I've been developing an idea for a novel over the past couple of months. It has as one of its core themes the othering and marginalization of people, with a focus on gender. I think I can handle this.
My issue is this: how do I explore the theme of othering and marginalization with a focus on gender without being a privileged white dick by completely ignoring the role race plays in these impulses? I want to keep the focus on gender, because that's what I'm most familiar with and that's what the story is calling for--I don't want to force major themes that don't quite fit. At the same time, though, I don't want to be a privileged white dick.
So far my options are these:
1) Make sure to have fleshed-out, fairly-treated characters of color, but do not otherwise touch upon the issue.
PROS: Does not risk tangling up my themes and weighing down the story with Issues that don't quite fit.
CONS: Does not really address the problem, duh.
2) Make the heroine black or mixed-race and occasionally touch upon this through the subversion of racist tropes (i.e. start her off seeming like a Magical Negro, then slowly question this, building up to a dramatic reveal that she is in fact quite the opposite).
PROS: Allows the integration of racial themes into the gender-focused whole without making them intrusive.
CONS: Might make race seem like the elephant in the room.
3) Make the Mysterious Othered Woman (or small group of them, I'm not entirely sure yet) dark-skinned and Different.
PROS: Allows the introduction, if not integration, of racial themes into the gender-focused whole without disrupting the other themes.
CONS: Has horrible potential to be offensive through seeming like a fake treatment of race that only further others people of color.

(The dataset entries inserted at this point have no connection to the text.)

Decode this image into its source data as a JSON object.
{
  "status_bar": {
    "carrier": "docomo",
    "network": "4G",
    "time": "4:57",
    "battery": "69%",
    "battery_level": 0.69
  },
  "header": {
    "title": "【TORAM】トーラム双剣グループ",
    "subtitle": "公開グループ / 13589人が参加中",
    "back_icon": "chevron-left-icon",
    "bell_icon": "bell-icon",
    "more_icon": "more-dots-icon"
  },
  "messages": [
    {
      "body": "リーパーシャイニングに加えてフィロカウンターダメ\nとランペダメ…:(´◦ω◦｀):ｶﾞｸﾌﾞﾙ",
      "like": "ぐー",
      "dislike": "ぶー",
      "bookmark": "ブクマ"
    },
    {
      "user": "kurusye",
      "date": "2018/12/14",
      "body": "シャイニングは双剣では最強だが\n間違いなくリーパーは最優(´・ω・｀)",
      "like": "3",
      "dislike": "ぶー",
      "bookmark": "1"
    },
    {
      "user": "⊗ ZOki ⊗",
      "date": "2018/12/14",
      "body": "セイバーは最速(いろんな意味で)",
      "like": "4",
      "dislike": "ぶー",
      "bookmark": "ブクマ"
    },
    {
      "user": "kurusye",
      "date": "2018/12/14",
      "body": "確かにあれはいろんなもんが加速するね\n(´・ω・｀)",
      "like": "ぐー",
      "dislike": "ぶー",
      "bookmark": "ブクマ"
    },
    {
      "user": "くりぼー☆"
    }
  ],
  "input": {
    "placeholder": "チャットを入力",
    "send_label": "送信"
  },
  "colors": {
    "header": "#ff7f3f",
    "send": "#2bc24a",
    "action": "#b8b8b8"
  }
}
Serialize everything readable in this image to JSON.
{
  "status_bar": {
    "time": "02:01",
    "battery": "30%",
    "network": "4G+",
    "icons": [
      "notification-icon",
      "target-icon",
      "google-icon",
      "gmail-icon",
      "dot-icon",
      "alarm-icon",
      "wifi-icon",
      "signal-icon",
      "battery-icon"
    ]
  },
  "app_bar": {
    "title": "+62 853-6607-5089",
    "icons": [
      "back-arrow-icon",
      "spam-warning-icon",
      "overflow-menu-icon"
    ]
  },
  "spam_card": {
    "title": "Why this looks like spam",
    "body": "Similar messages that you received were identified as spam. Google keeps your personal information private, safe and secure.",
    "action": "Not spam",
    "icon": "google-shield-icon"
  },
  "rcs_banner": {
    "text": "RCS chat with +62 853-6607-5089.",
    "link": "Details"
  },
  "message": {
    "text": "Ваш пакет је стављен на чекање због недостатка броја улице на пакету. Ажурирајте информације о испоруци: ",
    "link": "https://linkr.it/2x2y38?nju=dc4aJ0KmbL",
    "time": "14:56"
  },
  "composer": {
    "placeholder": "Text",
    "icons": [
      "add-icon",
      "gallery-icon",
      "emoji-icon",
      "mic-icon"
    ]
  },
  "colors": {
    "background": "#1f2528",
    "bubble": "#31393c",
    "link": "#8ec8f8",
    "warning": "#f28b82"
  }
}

ETA: 4) #1, except giving at least one set of characters of color their own more race-based section of the narrative that ties into the overall theme. Would center particularly on a woman of color, thus uniting it with the gender issues.
PROS: Ties the different themes together well; runs the lowest risk of alienating readers of color and perpetuating white privilege. Fleshes out the story.
CONS: May be difficult to integrate properly with the other themes and with the overall mood and tone of the story.
Complicating the matter is the fact that the gender issue itself is going to be handled largely in subtext, if I can pull it off; characters won't be giving speeches about how oppressed women are, regardless of how true said speeches would be. I want the story to speak for itself. However I wind up dealing with the race issue, I'd like to keep it as subtextual as possible in the same way.
At the moment, I'm leaning towards